The records:
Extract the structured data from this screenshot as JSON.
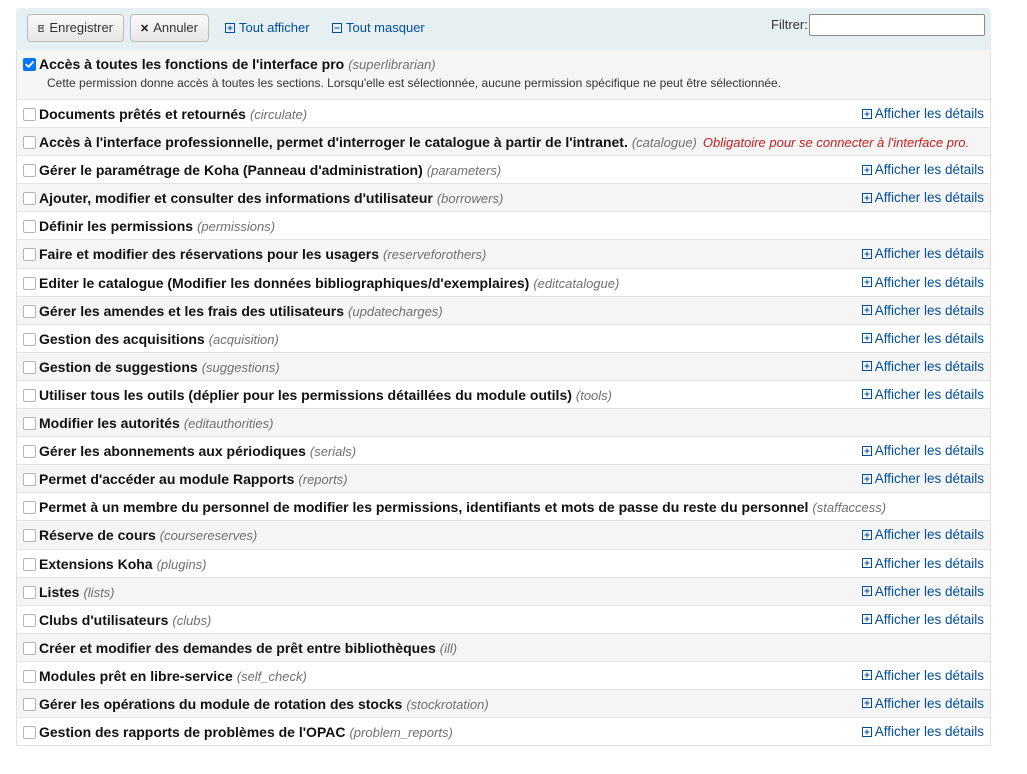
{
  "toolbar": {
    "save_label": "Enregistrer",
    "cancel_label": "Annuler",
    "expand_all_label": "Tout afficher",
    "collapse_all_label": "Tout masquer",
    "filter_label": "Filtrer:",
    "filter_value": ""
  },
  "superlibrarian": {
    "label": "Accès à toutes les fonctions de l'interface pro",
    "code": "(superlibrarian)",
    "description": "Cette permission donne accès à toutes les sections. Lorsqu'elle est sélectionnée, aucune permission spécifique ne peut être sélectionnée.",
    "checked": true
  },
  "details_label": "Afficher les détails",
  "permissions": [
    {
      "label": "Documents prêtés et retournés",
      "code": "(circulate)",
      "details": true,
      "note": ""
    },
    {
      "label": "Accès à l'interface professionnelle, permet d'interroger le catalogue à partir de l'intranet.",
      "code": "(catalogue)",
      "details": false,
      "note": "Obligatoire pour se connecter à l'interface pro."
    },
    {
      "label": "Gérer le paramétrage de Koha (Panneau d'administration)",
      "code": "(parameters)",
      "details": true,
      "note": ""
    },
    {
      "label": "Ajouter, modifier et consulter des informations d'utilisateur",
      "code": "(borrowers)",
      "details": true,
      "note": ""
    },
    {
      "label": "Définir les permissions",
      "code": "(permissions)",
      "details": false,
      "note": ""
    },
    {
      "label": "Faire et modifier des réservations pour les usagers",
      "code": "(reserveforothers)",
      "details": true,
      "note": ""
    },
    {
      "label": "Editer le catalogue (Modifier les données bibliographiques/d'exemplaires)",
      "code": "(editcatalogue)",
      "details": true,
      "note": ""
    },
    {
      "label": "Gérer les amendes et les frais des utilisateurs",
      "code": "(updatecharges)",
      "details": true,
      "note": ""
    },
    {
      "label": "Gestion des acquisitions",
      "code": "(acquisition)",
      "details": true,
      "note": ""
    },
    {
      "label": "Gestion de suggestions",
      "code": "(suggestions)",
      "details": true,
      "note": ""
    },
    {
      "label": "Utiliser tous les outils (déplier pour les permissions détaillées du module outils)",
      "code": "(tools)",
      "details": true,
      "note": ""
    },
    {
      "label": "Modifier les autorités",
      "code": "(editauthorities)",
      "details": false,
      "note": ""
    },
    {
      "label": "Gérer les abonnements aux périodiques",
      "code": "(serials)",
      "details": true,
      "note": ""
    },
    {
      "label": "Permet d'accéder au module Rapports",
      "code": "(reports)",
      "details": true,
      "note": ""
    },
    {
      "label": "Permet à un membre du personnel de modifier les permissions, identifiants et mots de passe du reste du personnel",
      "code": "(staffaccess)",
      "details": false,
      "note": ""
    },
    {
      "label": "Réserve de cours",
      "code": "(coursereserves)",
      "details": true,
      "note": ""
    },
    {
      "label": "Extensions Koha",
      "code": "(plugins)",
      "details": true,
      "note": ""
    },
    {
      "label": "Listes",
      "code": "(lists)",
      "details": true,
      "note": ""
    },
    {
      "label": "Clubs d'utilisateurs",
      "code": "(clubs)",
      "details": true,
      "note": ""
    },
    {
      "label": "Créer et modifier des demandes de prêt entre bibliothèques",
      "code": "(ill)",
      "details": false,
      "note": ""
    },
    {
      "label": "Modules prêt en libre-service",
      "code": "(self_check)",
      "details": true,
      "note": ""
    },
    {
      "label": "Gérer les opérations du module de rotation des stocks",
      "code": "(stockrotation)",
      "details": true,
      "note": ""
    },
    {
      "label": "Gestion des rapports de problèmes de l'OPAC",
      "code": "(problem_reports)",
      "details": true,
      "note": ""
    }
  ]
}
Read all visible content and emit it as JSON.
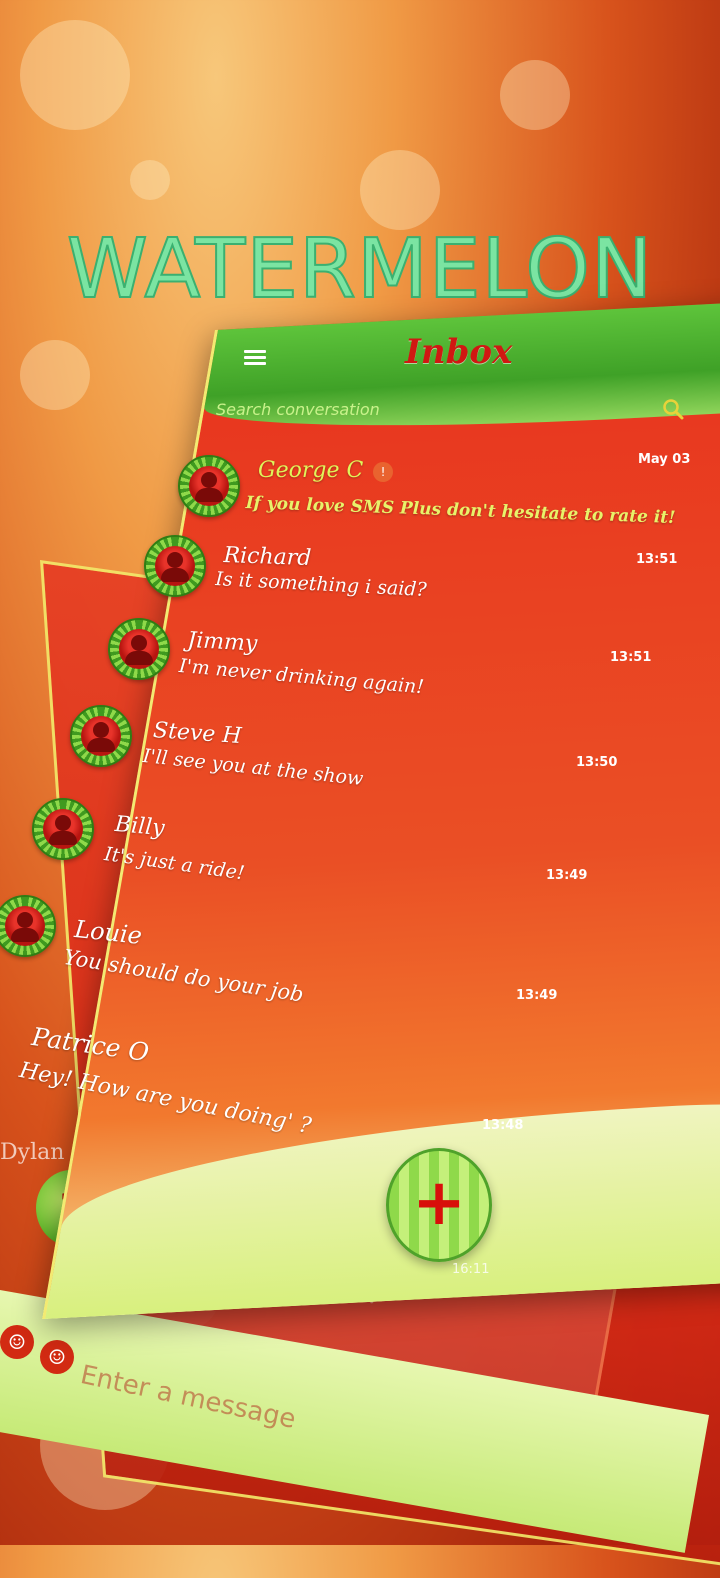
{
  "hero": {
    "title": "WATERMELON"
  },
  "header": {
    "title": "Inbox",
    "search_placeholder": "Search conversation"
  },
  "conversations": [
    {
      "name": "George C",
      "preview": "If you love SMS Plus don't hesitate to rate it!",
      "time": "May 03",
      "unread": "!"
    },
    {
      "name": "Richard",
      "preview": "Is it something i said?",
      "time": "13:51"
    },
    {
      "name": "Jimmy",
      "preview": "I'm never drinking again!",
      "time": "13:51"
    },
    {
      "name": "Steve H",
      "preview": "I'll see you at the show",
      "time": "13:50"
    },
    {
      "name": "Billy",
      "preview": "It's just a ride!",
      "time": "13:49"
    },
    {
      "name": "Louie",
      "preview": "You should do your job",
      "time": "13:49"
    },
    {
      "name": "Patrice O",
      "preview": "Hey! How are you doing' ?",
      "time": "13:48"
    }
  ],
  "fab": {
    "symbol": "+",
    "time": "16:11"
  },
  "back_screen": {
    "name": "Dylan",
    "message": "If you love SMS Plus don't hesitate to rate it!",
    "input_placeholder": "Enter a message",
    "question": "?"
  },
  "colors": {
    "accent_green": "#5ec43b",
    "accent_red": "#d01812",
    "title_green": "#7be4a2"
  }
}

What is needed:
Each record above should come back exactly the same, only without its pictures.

Exercise solution:
Extract the structured data from this screenshot as JSON.
{
  "toolbar": {
    "save_label": "Enregistrer",
    "cancel_label": "Annuler",
    "expand_all_label": "Tout afficher",
    "collapse_all_label": "Tout masquer",
    "filter_label": "Filtrer:",
    "filter_value": ""
  },
  "superlibrarian": {
    "label": "Accès à toutes les fonctions de l'interface pro",
    "code": "(superlibrarian)",
    "description": "Cette permission donne accès à toutes les sections. Lorsqu'elle est sélectionnée, aucune permission spécifique ne peut être sélectionnée.",
    "checked": true
  },
  "details_label": "Afficher les détails",
  "permissions": [
    {
      "label": "Documents prêtés et retournés",
      "code": "(circulate)",
      "details": true,
      "note": ""
    },
    {
      "label": "Accès à l'interface professionnelle, permet d'interroger le catalogue à partir de l'intranet.",
      "code": "(catalogue)",
      "details": false,
      "note": "Obligatoire pour se connecter à l'interface pro."
    },
    {
      "label": "Gérer le paramétrage de Koha (Panneau d'administration)",
      "code": "(parameters)",
      "details": true,
      "note": ""
    },
    {
      "label": "Ajouter, modifier et consulter des informations d'utilisateur",
      "code": "(borrowers)",
      "details": true,
      "note": ""
    },
    {
      "label": "Définir les permissions",
      "code": "(permissions)",
      "details": false,
      "note": ""
    },
    {
      "label": "Faire et modifier des réservations pour les usagers",
      "code": "(reserveforothers)",
      "details": true,
      "note": ""
    },
    {
      "label": "Editer le catalogue (Modifier les données bibliographiques/d'exemplaires)",
      "code": "(editcatalogue)",
      "details": true,
      "note": ""
    },
    {
      "label": "Gérer les amendes et les frais des utilisateurs",
      "code": "(updatecharges)",
      "details": true,
      "note": ""
    },
    {
      "label": "Gestion des acquisitions",
      "code": "(acquisition)",
      "details": true,
      "note": ""
    },
    {
      "label": "Gestion de suggestions",
      "code": "(suggestions)",
      "details": true,
      "note": ""
    },
    {
      "label": "Utiliser tous les outils (déplier pour les permissions détaillées du module outils)",
      "code": "(tools)",
      "details": true,
      "note": ""
    },
    {
      "label": "Modifier les autorités",
      "code": "(editauthorities)",
      "details": false,
      "note": ""
    },
    {
      "label": "Gérer les abonnements aux périodiques",
      "code": "(serials)",
      "details": true,
      "note": ""
    },
    {
      "label": "Permet d'accéder au module Rapports",
      "code": "(reports)",
      "details": true,
      "note": ""
    },
    {
      "label": "Permet à un membre du personnel de modifier les permissions, identifiants et mots de passe du reste du personnel",
      "code": "(staffaccess)",
      "details": false,
      "note": ""
    },
    {
      "label": "Réserve de cours",
      "code": "(coursereserves)",
      "details": true,
      "note": ""
    },
    {
      "label": "Extensions Koha",
      "code": "(plugins)",
      "details": true,
      "note": ""
    },
    {
      "label": "Listes",
      "code": "(lists)",
      "details": true,
      "note": ""
    },
    {
      "label": "Clubs d'utilisateurs",
      "code": "(clubs)",
      "details": true,
      "note": ""
    },
    {
      "label": "Créer et modifier des demandes de prêt entre bibliothèques",
      "code": "(ill)",
      "details": false,
      "note": ""
    },
    {
      "label": "Modules prêt en libre-service",
      "code": "(self_check)",
      "details": true,
      "note": ""
    },
    {
      "label": "Gérer les opérations du module de rotation des stocks",
      "code": "(stockrotation)",
      "details": true,
      "note": ""
    },
    {
      "label": "Gestion des rapports de problèmes de l'OPAC",
      "code": "(problem_reports)",
      "details": true,
      "note": ""
    }
  ]
}
Read all visible content and emit it as JSON.
{
  "hero": {
    "title": "WATERMELON"
  },
  "header": {
    "title": "Inbox",
    "search_placeholder": "Search conversation"
  },
  "conversations": [
    {
      "name": "George C",
      "preview": "If you love SMS Plus don't hesitate to rate it!",
      "time": "May 03",
      "unread": "!"
    },
    {
      "name": "Richard",
      "preview": "Is it something i said?",
      "time": "13:51"
    },
    {
      "name": "Jimmy",
      "preview": "I'm never drinking again!",
      "time": "13:51"
    },
    {
      "name": "Steve H",
      "preview": "I'll see you at the show",
      "time": "13:50"
    },
    {
      "name": "Billy",
      "preview": "It's just a ride!",
      "time": "13:49"
    },
    {
      "name": "Louie",
      "preview": "You should do your job",
      "time": "13:49"
    },
    {
      "name": "Patrice O",
      "preview": "Hey! How are you doing' ?",
      "time": "13:48"
    }
  ],
  "fab": {
    "symbol": "+",
    "time": "16:11"
  },
  "back_screen": {
    "name": "Dylan",
    "message": "If you love SMS Plus don't hesitate to rate it!",
    "input_placeholder": "Enter a message",
    "question": "?"
  },
  "colors": {
    "accent_green": "#5ec43b",
    "accent_red": "#d01812",
    "title_green": "#7be4a2"
  }
}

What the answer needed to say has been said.